SUPPLIED INFORMATION
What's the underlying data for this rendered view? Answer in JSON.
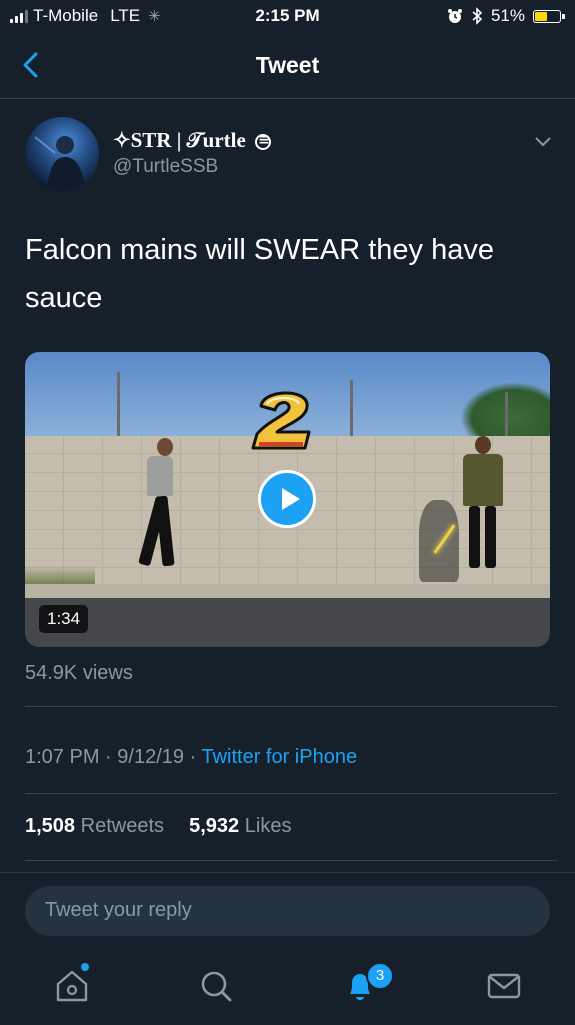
{
  "status_bar": {
    "carrier": "T-Mobile",
    "network": "LTE",
    "time": "2:15 PM",
    "battery_percent": "51%",
    "battery_level": 0.51,
    "icons": [
      "signal-icon",
      "loading-spinner-icon",
      "alarm-icon",
      "bluetooth-icon",
      "battery-icon"
    ]
  },
  "nav": {
    "title": "Tweet",
    "back_icon": "chevron-left-icon"
  },
  "tweet": {
    "display_name": "✧STR | 𝒯urtle",
    "handle": "@TurtleSSB",
    "text": "Falcon mains will SWEAR they have sauce",
    "video": {
      "duration": "1:34",
      "play_icon": "play-icon"
    },
    "views": "54.9K views",
    "time": "1:07 PM",
    "separator": "·",
    "date": "9/12/19",
    "source": "Twitter for iPhone",
    "retweets_count": "1,508",
    "retweets_label": "Retweets",
    "likes_count": "5,932",
    "likes_label": "Likes"
  },
  "reply": {
    "placeholder": "Tweet your reply"
  },
  "tab_bar": {
    "items": [
      "home-icon",
      "search-icon",
      "notifications-icon",
      "messages-icon"
    ],
    "notifications_badge": "3"
  },
  "colors": {
    "background": "#15202b",
    "accent": "#1da1f2",
    "secondary_text": "#8899a6",
    "divider": "#38444d"
  }
}
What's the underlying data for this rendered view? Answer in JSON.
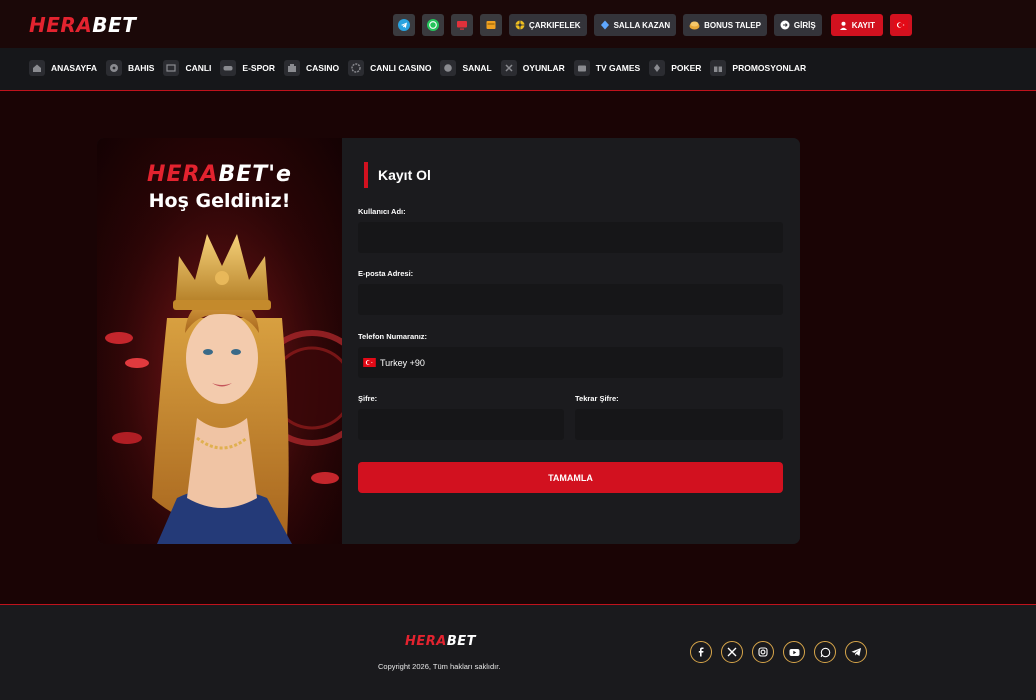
{
  "brand": {
    "part1": "HERA",
    "part2": "BET"
  },
  "header": {
    "icon_buttons": [
      {
        "icon": "telegram-icon",
        "color": "#2aa3e0"
      },
      {
        "icon": "whatsapp-icon",
        "color": "#25c35a"
      },
      {
        "icon": "monitor-icon",
        "color": "#e0313b"
      },
      {
        "icon": "calendar-icon",
        "color": "#f0a020"
      }
    ],
    "carkifelek": "ÇARKIFELEK",
    "salla_kazan": "SALLA KAZAN",
    "bonus_talep": "BONUS TALEP",
    "giris": "GİRİŞ",
    "kayit": "KAYIT",
    "language_flag": "turkey-flag-icon"
  },
  "nav": {
    "items": [
      {
        "label": "ANASAYFA",
        "icon": "home-icon"
      },
      {
        "label": "BAHIS",
        "icon": "soccer-ball-icon"
      },
      {
        "label": "CANLI",
        "icon": "live-screen-icon"
      },
      {
        "label": "E-SPOR",
        "icon": "gamepad-icon"
      },
      {
        "label": "CASINO",
        "icon": "slot-icon"
      },
      {
        "label": "CANLI CASINO",
        "icon": "chip-icon"
      },
      {
        "label": "SANAL",
        "icon": "virtual-icon"
      },
      {
        "label": "OYUNLAR",
        "icon": "games-icon"
      },
      {
        "label": "TV GAMES",
        "icon": "tv-icon"
      },
      {
        "label": "POKER",
        "icon": "cards-icon"
      },
      {
        "label": "PROMOSYONLAR",
        "icon": "gift-icon"
      }
    ]
  },
  "promo": {
    "brand1": "HERA",
    "brand2": "BET'e",
    "welcome": "Hoş Geldiniz!"
  },
  "form": {
    "title": "Kayıt Ol",
    "username_label": "Kullanıcı Adı:",
    "username_value": "",
    "email_label": "E-posta Adresi:",
    "email_value": "",
    "phone_label": "Telefon Numaranız:",
    "phone_country": "Turkey +90",
    "password_label": "Şifre:",
    "password_value": "",
    "password_repeat_label": "Tekrar Şifre:",
    "password_repeat_value": "",
    "submit": "TAMAMLA"
  },
  "footer": {
    "copyright": "Copyright 2026, Tüm hakları saklıdır.",
    "socials": [
      "facebook-icon",
      "x-icon",
      "instagram-icon",
      "youtube-icon",
      "whatsapp-icon",
      "telegram-icon"
    ]
  },
  "colors": {
    "accent": "#d2111f",
    "brand_red": "#e3232f",
    "social_border": "#d8a64a"
  }
}
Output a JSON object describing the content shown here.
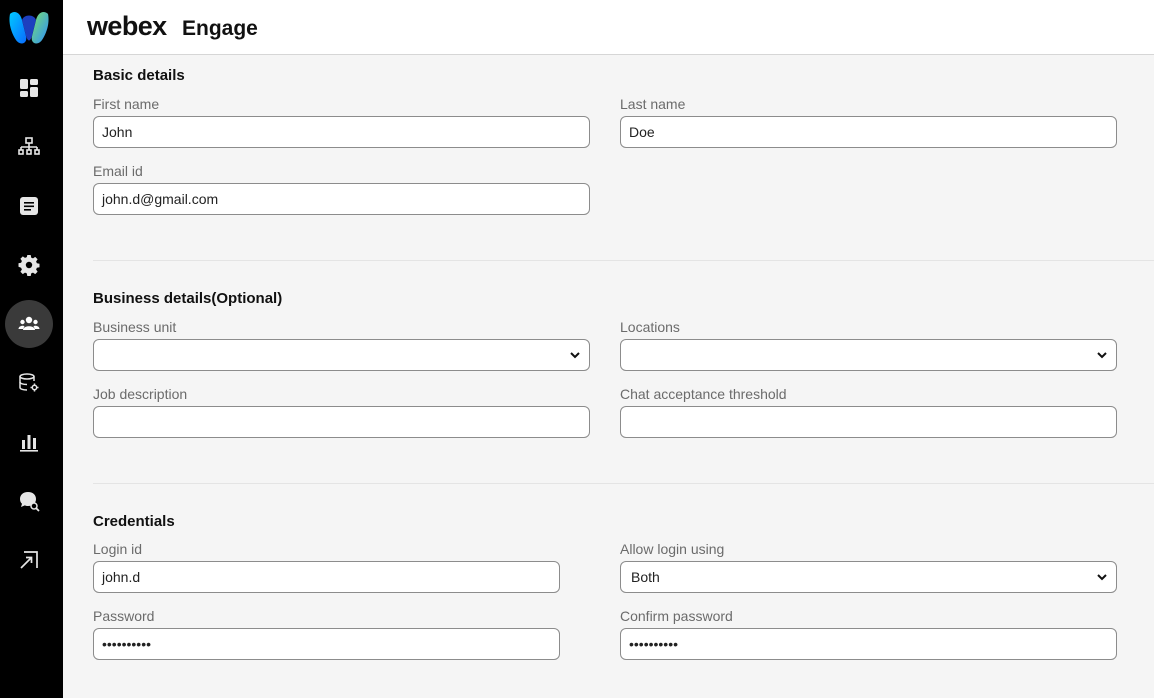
{
  "app": {
    "brand": "webex",
    "product": "Engage"
  },
  "rail": {
    "items": [
      {
        "icon": "dashboard-icon"
      },
      {
        "icon": "org-chart-icon"
      },
      {
        "icon": "document-icon"
      },
      {
        "icon": "gear-icon"
      },
      {
        "icon": "users-icon",
        "active": true
      },
      {
        "icon": "database-settings-icon"
      },
      {
        "icon": "bar-chart-icon"
      },
      {
        "icon": "chat-search-icon"
      },
      {
        "icon": "logout-icon"
      }
    ]
  },
  "basic": {
    "title": "Basic details",
    "first_name_label": "First name",
    "first_name_value": "John",
    "last_name_label": "Last name",
    "last_name_value": "Doe",
    "email_label": "Email id",
    "email_value": "john.d@gmail.com"
  },
  "business": {
    "title": "Business details(Optional)",
    "unit_label": "Business unit",
    "unit_value": "",
    "locations_label": "Locations",
    "locations_value": "",
    "job_label": "Job description",
    "job_value": "",
    "threshold_label": "Chat acceptance threshold",
    "threshold_value": ""
  },
  "credentials": {
    "title": "Credentials",
    "login_label": "Login id",
    "login_value": "john.d",
    "allow_label": "Allow login using",
    "allow_value": "Both",
    "password_label": "Password",
    "password_value": "••••••••••",
    "confirm_label": "Confirm password",
    "confirm_value": "••••••••••"
  },
  "colors": {
    "rail_bg": "#000000",
    "rail_active": "#3a3a3a",
    "page_bg": "#f5f5f5"
  }
}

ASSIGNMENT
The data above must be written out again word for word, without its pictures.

SOLUTION TO THIS EXERCISE
What's the underlying data for this rendered view? Answer in JSON.
{
  "status_bar": {
    "carrier": "T-Mobile",
    "network": "LTE",
    "time": "2:15 PM",
    "battery_percent": "51%",
    "battery_level": 0.51,
    "icons": [
      "signal-icon",
      "loading-spinner-icon",
      "alarm-icon",
      "bluetooth-icon",
      "battery-icon"
    ]
  },
  "nav": {
    "title": "Tweet",
    "back_icon": "chevron-left-icon"
  },
  "tweet": {
    "display_name": "✧STR | 𝒯urtle",
    "handle": "@TurtleSSB",
    "text": "Falcon mains will SWEAR they have sauce",
    "video": {
      "duration": "1:34",
      "play_icon": "play-icon"
    },
    "views": "54.9K views",
    "time": "1:07 PM",
    "separator": "·",
    "date": "9/12/19",
    "source": "Twitter for iPhone",
    "retweets_count": "1,508",
    "retweets_label": "Retweets",
    "likes_count": "5,932",
    "likes_label": "Likes"
  },
  "reply": {
    "placeholder": "Tweet your reply"
  },
  "tab_bar": {
    "items": [
      "home-icon",
      "search-icon",
      "notifications-icon",
      "messages-icon"
    ],
    "notifications_badge": "3"
  },
  "colors": {
    "background": "#15202b",
    "accent": "#1da1f2",
    "secondary_text": "#8899a6",
    "divider": "#38444d"
  }
}
What's the underlying data for this rendered view? Answer in JSON.
{
  "brand": {
    "part1": "HERA",
    "part2": "BET"
  },
  "header": {
    "icon_buttons": [
      {
        "icon": "telegram-icon",
        "color": "#2aa3e0"
      },
      {
        "icon": "whatsapp-icon",
        "color": "#25c35a"
      },
      {
        "icon": "monitor-icon",
        "color": "#e0313b"
      },
      {
        "icon": "calendar-icon",
        "color": "#f0a020"
      }
    ],
    "carkifelek": "ÇARKIFELEK",
    "salla_kazan": "SALLA KAZAN",
    "bonus_talep": "BONUS TALEP",
    "giris": "GİRİŞ",
    "kayit": "KAYIT",
    "language_flag": "turkey-flag-icon"
  },
  "nav": {
    "items": [
      {
        "label": "ANASAYFA",
        "icon": "home-icon"
      },
      {
        "label": "BAHIS",
        "icon": "soccer-ball-icon"
      },
      {
        "label": "CANLI",
        "icon": "live-screen-icon"
      },
      {
        "label": "E-SPOR",
        "icon": "gamepad-icon"
      },
      {
        "label": "CASINO",
        "icon": "slot-icon"
      },
      {
        "label": "CANLI CASINO",
        "icon": "chip-icon"
      },
      {
        "label": "SANAL",
        "icon": "virtual-icon"
      },
      {
        "label": "OYUNLAR",
        "icon": "games-icon"
      },
      {
        "label": "TV GAMES",
        "icon": "tv-icon"
      },
      {
        "label": "POKER",
        "icon": "cards-icon"
      },
      {
        "label": "PROMOSYONLAR",
        "icon": "gift-icon"
      }
    ]
  },
  "promo": {
    "brand1": "HERA",
    "brand2": "BET'e",
    "welcome": "Hoş Geldiniz!"
  },
  "form": {
    "title": "Kayıt Ol",
    "username_label": "Kullanıcı Adı:",
    "username_value": "",
    "email_label": "E-posta Adresi:",
    "email_value": "",
    "phone_label": "Telefon Numaranız:",
    "phone_country": "Turkey +90",
    "password_label": "Şifre:",
    "password_value": "",
    "password_repeat_label": "Tekrar Şifre:",
    "password_repeat_value": "",
    "submit": "TAMAMLA"
  },
  "footer": {
    "copyright": "Copyright 2026, Tüm hakları saklıdır.",
    "socials": [
      "facebook-icon",
      "x-icon",
      "instagram-icon",
      "youtube-icon",
      "whatsapp-icon",
      "telegram-icon"
    ]
  },
  "colors": {
    "accent": "#d2111f",
    "brand_red": "#e3232f",
    "social_border": "#d8a64a"
  }
}
Output a JSON object describing the content shown here.
{
  "app": {
    "brand": "webex",
    "product": "Engage"
  },
  "rail": {
    "items": [
      {
        "icon": "dashboard-icon"
      },
      {
        "icon": "org-chart-icon"
      },
      {
        "icon": "document-icon"
      },
      {
        "icon": "gear-icon"
      },
      {
        "icon": "users-icon",
        "active": true
      },
      {
        "icon": "database-settings-icon"
      },
      {
        "icon": "bar-chart-icon"
      },
      {
        "icon": "chat-search-icon"
      },
      {
        "icon": "logout-icon"
      }
    ]
  },
  "basic": {
    "title": "Basic details",
    "first_name_label": "First name",
    "first_name_value": "John",
    "last_name_label": "Last name",
    "last_name_value": "Doe",
    "email_label": "Email id",
    "email_value": "john.d@gmail.com"
  },
  "business": {
    "title": "Business details(Optional)",
    "unit_label": "Business unit",
    "unit_value": "",
    "locations_label": "Locations",
    "locations_value": "",
    "job_label": "Job description",
    "job_value": "",
    "threshold_label": "Chat acceptance threshold",
    "threshold_value": ""
  },
  "credentials": {
    "title": "Credentials",
    "login_label": "Login id",
    "login_value": "john.d",
    "allow_label": "Allow login using",
    "allow_value": "Both",
    "password_label": "Password",
    "password_value": "••••••••••",
    "confirm_label": "Confirm password",
    "confirm_value": "••••••••••"
  },
  "colors": {
    "rail_bg": "#000000",
    "rail_active": "#3a3a3a",
    "page_bg": "#f5f5f5"
  }
}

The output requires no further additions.